Richard Artschwager once wrote that art's most powerful conventions are stasis, separation and silence (R. Artschwager, texts and interviews, Dusseldorf, 2003, p. 14). All his best paintings, including Dining Room from 1971, are characterized by these concerns. They are studies in what happens when an artwork becomes itself its own subject, when it looks at its own components-in this case imagery and support-in unexpected ways. Doing so, Artschwager clearly and consciously places himself in the great tradition of Jasper Johns.
An Artschwager painting often feels haunted, because of the distance the artist puts between his chosen image and its usual associations. This dislocation of the image is like separating a spirit from its physical body. The imagery in Dining Room comes from the real estate section of the New York Times.
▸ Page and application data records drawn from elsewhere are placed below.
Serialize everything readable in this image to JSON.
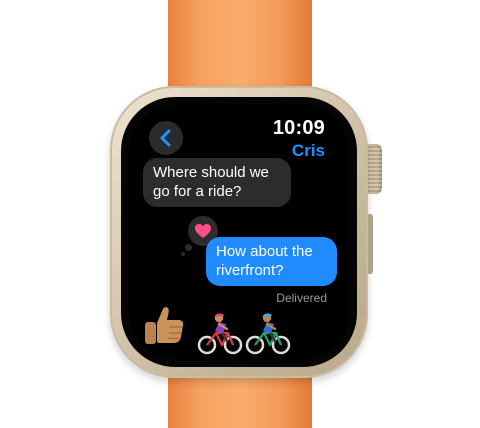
{
  "watch": {
    "time": "10:09",
    "contact_name": "Cris",
    "back_button_icon": "chevron-left-icon"
  },
  "messages": [
    {
      "direction": "incoming",
      "text": "Where should we go for a ride?"
    },
    {
      "direction": "outgoing",
      "text": "How about the riverfront?",
      "tapback": "heart-icon",
      "status": "Delivered"
    }
  ],
  "emojis": [
    "thumbs-up-icon",
    "cyclist-icon",
    "cyclist-icon"
  ],
  "colors": {
    "strap": "#f6a160",
    "case": "#d8c9b1",
    "screen_bg": "#000000",
    "incoming_bubble": "#2c2c2e",
    "outgoing_bubble": "#1f8bff",
    "accent": "#1e92ff",
    "tapback_heart": "#ff4f8b",
    "status_text": "#9a9a9f"
  }
}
Originally meant to sell not only real estate, but also prescribed notions of good taste, refinement and class, it is a coded emblem of the good life or the American dream, an emblem that subsequently Artschwager turns into something else.
After penciling a grid over his appropriated image, he then copies each square onto a board made from Celotex, a coarse material derived from sugarcane fiber. The rough surface breaks up the image and makes it hazier, as if pixels have been removed. As he works, he also narrows the palette to a cold grisaille. A critic once described the effect as a "mask of synthetic aloofness" (J. Russel, 'Richard Artschwager,' New York Times, July 22, 1979, p. D27).
Celotex conjures up myriad associations, which are very different than those evoked by the images found on pages of the New York Times real estate section. It is used predominantly in low budget home building. Dipped in asphalt it provides low cost structural support to inexpensive houses. Printed on with generic patterns, it is used as decorative interior paneling, particularly in mobile homes. Celotex comes from a world apart from the chandeliers, place settings and wood paneled walls depicted in Dining Room. As a material, it interests Artschwager precisely because it is considered to connote tastelessness, unrefinement and kitsch.
By removing both things--the image and its Celotex support--from their usual contexts and combining them into something else--his painting--Artschwager neutralizes each, as if he had mixed acid with base. This alchemy produces the desired effect of stasis, silence and separation. In his essay accompanying the artist's retrospective at the Whitney, Richard Armstrong writes:
"The neutrality of touch, coloration, and imagery in most of Artschwager's work is conscious but not intended as cynical. Despite the enigmatic social meaning of such imagery Artschwager meant to avoid expressions of anxiety and alienation. He hoped instead to elevate for contemplation all variety of depicted things, once again to situate art outside boundaries, especially those of appropriateness, taste [and] convention" (R. Armstrong, Richard Artschwager, exh. cat., Whitney Museum of American Art, New York, NY, 1988, p. 26).
The goal is nothing less than freedom. Dining Room is a fresh start, a jolt of dislocations meant to open up a clear space for the viewer to consider things often taken for granted, such as appropriateness, taste and convention. It encourages close investigation, unbiased examination and intimate reflection. To Artschwager, the barriers to free thinking and clear seeing are preconceptions, careless looking (not seeing) and thoughtless complacence. Dining Room is the artistic equivalent of opening the windows in springtime to fresh air.